Your goal ::
Please return all lines of the data below containing the string "Display".

Record extracts ::
────────────────

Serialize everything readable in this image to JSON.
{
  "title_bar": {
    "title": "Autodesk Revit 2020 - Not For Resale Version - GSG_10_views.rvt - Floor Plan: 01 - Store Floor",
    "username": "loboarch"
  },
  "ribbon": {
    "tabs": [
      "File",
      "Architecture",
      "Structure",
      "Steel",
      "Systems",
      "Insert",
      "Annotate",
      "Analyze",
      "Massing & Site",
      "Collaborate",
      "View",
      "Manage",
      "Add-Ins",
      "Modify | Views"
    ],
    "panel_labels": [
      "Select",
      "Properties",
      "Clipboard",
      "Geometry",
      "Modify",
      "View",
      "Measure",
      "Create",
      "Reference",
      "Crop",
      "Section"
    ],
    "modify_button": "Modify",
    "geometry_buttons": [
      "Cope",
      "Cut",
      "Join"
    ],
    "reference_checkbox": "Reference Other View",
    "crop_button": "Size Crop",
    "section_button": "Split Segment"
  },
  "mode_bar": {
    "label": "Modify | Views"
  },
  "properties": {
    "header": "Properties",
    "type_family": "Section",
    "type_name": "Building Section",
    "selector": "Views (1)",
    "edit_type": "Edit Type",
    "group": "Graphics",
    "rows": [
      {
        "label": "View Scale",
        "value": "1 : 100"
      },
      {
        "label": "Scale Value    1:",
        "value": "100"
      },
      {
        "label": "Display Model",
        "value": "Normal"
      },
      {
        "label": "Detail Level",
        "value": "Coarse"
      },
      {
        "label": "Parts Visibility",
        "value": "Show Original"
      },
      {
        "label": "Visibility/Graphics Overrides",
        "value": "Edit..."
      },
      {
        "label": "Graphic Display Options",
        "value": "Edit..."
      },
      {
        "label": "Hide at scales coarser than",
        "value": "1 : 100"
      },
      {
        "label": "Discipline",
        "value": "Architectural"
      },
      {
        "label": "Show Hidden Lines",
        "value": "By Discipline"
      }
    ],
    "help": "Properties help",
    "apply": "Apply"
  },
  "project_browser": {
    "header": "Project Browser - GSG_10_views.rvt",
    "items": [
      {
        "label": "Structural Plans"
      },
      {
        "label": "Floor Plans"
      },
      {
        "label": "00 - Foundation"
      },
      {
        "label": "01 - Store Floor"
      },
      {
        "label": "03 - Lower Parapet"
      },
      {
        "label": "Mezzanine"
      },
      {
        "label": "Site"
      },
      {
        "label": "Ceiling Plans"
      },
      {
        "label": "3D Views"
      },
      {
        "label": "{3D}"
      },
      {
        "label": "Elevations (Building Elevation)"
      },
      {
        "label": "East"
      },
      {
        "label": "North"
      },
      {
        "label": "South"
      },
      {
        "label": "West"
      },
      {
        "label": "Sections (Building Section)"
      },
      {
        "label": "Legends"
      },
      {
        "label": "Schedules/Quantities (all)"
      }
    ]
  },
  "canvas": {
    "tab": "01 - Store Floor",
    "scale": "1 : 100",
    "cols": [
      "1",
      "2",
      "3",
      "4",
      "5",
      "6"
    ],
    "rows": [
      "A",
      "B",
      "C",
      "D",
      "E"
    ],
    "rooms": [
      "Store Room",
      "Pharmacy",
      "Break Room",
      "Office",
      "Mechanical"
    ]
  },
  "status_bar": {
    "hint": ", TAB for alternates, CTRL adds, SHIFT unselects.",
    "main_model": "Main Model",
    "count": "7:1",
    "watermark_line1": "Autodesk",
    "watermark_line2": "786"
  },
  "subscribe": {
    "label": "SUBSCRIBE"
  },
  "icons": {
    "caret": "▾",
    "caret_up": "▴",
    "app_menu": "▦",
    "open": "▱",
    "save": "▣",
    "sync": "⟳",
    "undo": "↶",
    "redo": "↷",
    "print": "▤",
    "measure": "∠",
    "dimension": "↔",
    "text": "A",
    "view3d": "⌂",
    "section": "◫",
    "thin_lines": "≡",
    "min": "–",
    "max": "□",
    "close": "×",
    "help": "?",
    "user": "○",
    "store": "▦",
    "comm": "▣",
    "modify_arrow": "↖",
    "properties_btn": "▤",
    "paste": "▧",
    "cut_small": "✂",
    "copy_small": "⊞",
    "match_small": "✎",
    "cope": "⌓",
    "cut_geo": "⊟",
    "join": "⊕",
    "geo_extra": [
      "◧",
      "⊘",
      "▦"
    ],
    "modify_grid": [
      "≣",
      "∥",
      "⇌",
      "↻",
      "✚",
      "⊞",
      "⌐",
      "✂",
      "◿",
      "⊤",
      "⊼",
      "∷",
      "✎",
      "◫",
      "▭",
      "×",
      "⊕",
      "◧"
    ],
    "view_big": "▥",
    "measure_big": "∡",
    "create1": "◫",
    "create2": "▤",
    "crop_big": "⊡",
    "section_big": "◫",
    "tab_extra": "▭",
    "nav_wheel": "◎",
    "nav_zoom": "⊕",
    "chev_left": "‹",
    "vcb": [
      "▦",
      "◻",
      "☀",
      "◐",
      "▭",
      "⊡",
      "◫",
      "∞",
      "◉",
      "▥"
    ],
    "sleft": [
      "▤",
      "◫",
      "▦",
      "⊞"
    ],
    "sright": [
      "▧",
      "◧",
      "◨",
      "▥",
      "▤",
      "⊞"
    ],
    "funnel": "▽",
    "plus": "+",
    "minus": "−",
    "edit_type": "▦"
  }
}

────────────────

Answer to this task ::
        "label": "Display Model",
        "label": "Graphic Display Options",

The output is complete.